__Directions__: Set down the records again, keeping each line exactly as it is.

__Materials provided__:
────────────────────────────────────────
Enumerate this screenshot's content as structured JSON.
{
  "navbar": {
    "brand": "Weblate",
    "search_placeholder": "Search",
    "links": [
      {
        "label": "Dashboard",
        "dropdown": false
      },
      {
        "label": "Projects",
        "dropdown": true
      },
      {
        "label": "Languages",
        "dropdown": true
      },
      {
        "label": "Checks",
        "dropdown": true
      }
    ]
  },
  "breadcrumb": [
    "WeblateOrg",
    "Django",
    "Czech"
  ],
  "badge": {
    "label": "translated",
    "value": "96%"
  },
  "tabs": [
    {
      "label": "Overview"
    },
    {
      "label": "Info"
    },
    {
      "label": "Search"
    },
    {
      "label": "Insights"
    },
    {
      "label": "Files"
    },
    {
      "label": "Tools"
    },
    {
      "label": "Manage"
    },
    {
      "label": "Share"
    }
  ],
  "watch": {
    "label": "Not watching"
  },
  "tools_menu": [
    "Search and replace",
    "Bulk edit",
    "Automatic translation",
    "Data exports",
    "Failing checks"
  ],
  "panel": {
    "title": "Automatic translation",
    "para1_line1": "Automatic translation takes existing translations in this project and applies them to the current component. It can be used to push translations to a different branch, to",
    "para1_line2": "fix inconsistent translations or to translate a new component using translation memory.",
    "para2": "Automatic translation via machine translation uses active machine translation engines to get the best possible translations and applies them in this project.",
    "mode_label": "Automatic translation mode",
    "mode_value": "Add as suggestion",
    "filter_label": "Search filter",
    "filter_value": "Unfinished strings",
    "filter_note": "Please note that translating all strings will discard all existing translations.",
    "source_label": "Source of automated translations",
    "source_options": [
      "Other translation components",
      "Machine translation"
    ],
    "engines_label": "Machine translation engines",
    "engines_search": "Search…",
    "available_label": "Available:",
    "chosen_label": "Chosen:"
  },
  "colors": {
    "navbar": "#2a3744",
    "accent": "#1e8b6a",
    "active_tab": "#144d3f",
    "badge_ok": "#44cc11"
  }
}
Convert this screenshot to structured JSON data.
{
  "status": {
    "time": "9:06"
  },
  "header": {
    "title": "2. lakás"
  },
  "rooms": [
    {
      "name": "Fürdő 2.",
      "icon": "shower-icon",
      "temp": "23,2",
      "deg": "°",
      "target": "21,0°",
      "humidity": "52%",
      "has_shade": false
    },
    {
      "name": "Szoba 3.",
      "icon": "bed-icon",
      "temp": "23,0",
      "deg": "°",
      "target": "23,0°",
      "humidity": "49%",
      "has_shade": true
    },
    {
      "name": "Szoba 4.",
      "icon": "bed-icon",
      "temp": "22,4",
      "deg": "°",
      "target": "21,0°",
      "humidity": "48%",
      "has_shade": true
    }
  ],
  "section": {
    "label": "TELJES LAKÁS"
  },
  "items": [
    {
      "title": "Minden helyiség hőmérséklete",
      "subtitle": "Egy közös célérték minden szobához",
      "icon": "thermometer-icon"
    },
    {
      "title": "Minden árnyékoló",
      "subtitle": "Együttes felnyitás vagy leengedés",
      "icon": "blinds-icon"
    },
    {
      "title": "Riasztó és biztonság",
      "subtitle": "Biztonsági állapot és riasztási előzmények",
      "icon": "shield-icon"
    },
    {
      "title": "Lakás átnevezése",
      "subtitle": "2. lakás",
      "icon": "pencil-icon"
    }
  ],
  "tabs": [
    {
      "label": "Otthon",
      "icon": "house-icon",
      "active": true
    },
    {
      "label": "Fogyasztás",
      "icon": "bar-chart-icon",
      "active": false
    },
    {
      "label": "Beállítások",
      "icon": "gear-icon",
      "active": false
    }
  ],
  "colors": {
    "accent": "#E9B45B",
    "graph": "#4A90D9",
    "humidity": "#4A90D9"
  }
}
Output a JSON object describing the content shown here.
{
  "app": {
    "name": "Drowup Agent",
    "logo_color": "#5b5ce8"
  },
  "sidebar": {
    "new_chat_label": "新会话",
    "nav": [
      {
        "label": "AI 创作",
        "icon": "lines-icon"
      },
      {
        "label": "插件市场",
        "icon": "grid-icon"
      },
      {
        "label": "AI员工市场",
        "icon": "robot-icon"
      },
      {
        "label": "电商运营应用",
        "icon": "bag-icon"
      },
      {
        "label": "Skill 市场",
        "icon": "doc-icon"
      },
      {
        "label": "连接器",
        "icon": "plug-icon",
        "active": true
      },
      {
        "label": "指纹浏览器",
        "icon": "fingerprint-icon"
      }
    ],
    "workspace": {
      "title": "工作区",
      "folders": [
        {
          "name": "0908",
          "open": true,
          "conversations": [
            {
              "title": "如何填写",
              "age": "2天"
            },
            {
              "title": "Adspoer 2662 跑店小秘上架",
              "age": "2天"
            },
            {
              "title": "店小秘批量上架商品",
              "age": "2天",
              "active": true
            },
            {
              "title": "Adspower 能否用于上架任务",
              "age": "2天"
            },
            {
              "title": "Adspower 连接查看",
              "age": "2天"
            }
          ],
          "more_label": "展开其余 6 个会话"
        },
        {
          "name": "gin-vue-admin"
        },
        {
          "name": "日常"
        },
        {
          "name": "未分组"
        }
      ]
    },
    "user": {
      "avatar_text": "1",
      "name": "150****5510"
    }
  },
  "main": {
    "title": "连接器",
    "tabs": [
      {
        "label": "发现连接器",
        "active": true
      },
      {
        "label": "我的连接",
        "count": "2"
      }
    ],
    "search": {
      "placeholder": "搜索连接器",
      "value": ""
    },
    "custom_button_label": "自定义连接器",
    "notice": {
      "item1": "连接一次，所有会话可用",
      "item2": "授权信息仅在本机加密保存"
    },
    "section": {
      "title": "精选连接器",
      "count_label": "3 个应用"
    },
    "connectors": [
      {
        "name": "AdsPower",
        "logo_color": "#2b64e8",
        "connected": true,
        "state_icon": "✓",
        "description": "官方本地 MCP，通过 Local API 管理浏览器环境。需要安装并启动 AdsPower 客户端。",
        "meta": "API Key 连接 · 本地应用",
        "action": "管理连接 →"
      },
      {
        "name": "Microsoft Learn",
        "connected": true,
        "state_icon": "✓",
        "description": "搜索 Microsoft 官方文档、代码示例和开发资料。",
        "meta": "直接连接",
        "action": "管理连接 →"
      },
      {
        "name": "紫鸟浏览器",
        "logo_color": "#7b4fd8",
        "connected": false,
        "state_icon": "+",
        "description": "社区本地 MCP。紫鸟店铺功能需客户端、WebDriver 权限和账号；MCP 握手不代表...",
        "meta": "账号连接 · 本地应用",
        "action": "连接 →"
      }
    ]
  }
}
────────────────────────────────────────
__Completed task__:
Enumerate this screenshot's content as structured JSON.
{
  "navbar": {
    "brand": "Weblate",
    "search_placeholder": "Search",
    "links": [
      {
        "label": "Dashboard",
        "dropdown": false
      },
      {
        "label": "Projects",
        "dropdown": true
      },
      {
        "label": "Languages",
        "dropdown": true
      },
      {
        "label": "Checks",
        "dropdown": true
      }
    ]
  },
  "breadcrumb": [
    "WeblateOrg",
    "Django",
    "Czech"
  ],
  "badge": {
    "label": "translated",
    "value": "96%"
  },
  "tabs": [
    {
      "label": "Overview"
    },
    {
      "label": "Info"
    },
    {
      "label": "Search"
    },
    {
      "label": "Insights"
    },
    {
      "label": "Files"
    },
    {
      "label": "Tools"
    },
    {
      "label": "Manage"
    },
    {
      "label": "Share"
    }
  ],
  "watch": {
    "label": "Not watching"
  },
  "tools_menu": [
    "Search and replace",
    "Bulk edit",
    "Automatic translation",
    "Data exports",
    "Failing checks"
  ],
  "panel": {
    "title": "Automatic translation",
    "para1_line1": "Automatic translation takes existing translations in this project and applies them to the current component. It can be used to push translations to a different branch, to",
    "para1_line2": "fix inconsistent translations or to translate a new component using translation memory.",
    "para2": "Automatic translation via machine translation uses active machine translation engines to get the best possible translations and applies them in this project.",
    "mode_label": "Automatic translation mode",
    "mode_value": "Add as suggestion",
    "filter_label": "Search filter",
    "filter_value": "Unfinished strings",
    "filter_note": "Please note that translating all strings will discard all existing translations.",
    "source_label": "Source of automated translations",
    "source_options": [
      "Other translation components",
      "Machine translation"
    ],
    "engines_label": "Machine translation engines",
    "engines_search": "Search…",
    "available_label": "Available:",
    "chosen_label": "Chosen:"
  },
  "colors": {
    "navbar": "#2a3744",
    "accent": "#1e8b6a",
    "active_tab": "#144d3f",
    "badge_ok": "#44cc11"
  }
}
Convert this screenshot to structured JSON data.
{
  "status": {
    "time": "9:06"
  },
  "header": {
    "title": "2. lakás"
  },
  "rooms": [
    {
      "name": "Fürdő 2.",
      "icon": "shower-icon",
      "temp": "23,2",
      "deg": "°",
      "target": "21,0°",
      "humidity": "52%",
      "has_shade": false
    },
    {
      "name": "Szoba 3.",
      "icon": "bed-icon",
      "temp": "23,0",
      "deg": "°",
      "target": "23,0°",
      "humidity": "49%",
      "has_shade": true
    },
    {
      "name": "Szoba 4.",
      "icon": "bed-icon",
      "temp": "22,4",
      "deg": "°",
      "target": "21,0°",
      "humidity": "48%",
      "has_shade": true
    }
  ],
  "section": {
    "label": "TELJES LAKÁS"
  },
  "items": [
    {
      "title": "Minden helyiség hőmérséklete",
      "subtitle": "Egy közös célérték minden szobához",
      "icon": "thermometer-icon"
    },
    {
      "title": "Minden árnyékoló",
      "subtitle": "Együttes felnyitás vagy leengedés",
      "icon": "blinds-icon"
    },
    {
      "title": "Riasztó és biztonság",
      "subtitle": "Biztonsági állapot és riasztási előzmények",
      "icon": "shield-icon"
    },
    {
      "title": "Lakás átnevezése",
      "subtitle": "2. lakás",
      "icon": "pencil-icon"
    }
  ],
  "tabs": [
    {
      "label": "Otthon",
      "icon": "house-icon",
      "active": true
    },
    {
      "label": "Fogyasztás",
      "icon": "bar-chart-icon",
      "active": false
    },
    {
      "label": "Beállítások",
      "icon": "gear-icon",
      "active": false
    }
  ],
  "colors": {
    "accent": "#E9B45B",
    "graph": "#4A90D9",
    "humidity": "#4A90D9"
  }
}
Output a JSON object describing the content shown here.
{
  "app": {
    "name": "Drowup Agent",
    "logo_color": "#5b5ce8"
  },
  "sidebar": {
    "new_chat_label": "新会话",
    "nav": [
      {
        "label": "AI 创作",
        "icon": "lines-icon"
      },
      {
        "label": "插件市场",
        "icon": "grid-icon"
      },
      {
        "label": "AI员工市场",
        "icon": "robot-icon"
      },
      {
        "label": "电商运营应用",
        "icon": "bag-icon"
      },
      {
        "label": "Skill 市场",
        "icon": "doc-icon"
      },
      {
        "label": "连接器",
        "icon": "plug-icon",
        "active": true
      },
      {
        "label": "指纹浏览器",
        "icon": "fingerprint-icon"
      }
    ],
    "workspace": {
      "title": "工作区",
      "folders": [
        {
          "name": "0908",
          "open": true,
          "conversations": [
            {
              "title": "如何填写",
              "age": "2天"
            },
            {
              "title": "Adspoer 2662 跑店小秘上架",
              "age": "2天"
            },
            {
              "title": "店小秘批量上架商品",
              "age": "2天",
              "active": true
            },
            {
              "title": "Adspower 能否用于上架任务",
              "age": "2天"
            },
            {
              "title": "Adspower 连接查看",
              "age": "2天"
            }
          ],
          "more_label": "展开其余 6 个会话"
        },
        {
          "name": "gin-vue-admin"
        },
        {
          "name": "日常"
        },
        {
          "name": "未分组"
        }
      ]
    },
    "user": {
      "avatar_text": "1",
      "name": "150****5510"
    }
  },
  "main": {
    "title": "连接器",
    "tabs": [
      {
        "label": "发现连接器",
        "active": true
      },
      {
        "label": "我的连接",
        "count": "2"
      }
    ],
    "search": {
      "placeholder": "搜索连接器",
      "value": ""
    },
    "custom_button_label": "自定义连接器",
    "notice": {
      "item1": "连接一次，所有会话可用",
      "item2": "授权信息仅在本机加密保存"
    },
    "section": {
      "title": "精选连接器",
      "count_label": "3 个应用"
    },
    "connectors": [
      {
        "name": "AdsPower",
        "logo_color": "#2b64e8",
        "connected": true,
        "state_icon": "✓",
        "description": "官方本地 MCP，通过 Local API 管理浏览器环境。需要安装并启动 AdsPower 客户端。",
        "meta": "API Key 连接 · 本地应用",
        "action": "管理连接 →"
      },
      {
        "name": "Microsoft Learn",
        "connected": true,
        "state_icon": "✓",
        "description": "搜索 Microsoft 官方文档、代码示例和开发资料。",
        "meta": "直接连接",
        "action": "管理连接 →"
      },
      {
        "name": "紫鸟浏览器",
        "logo_color": "#7b4fd8",
        "connected": false,
        "state_icon": "+",
        "description": "社区本地 MCP。紫鸟店铺功能需客户端、WebDriver 权限和账号；MCP 握手不代表...",
        "meta": "账号连接 · 本地应用",
        "action": "连接 →"
      }
    ]
  }
}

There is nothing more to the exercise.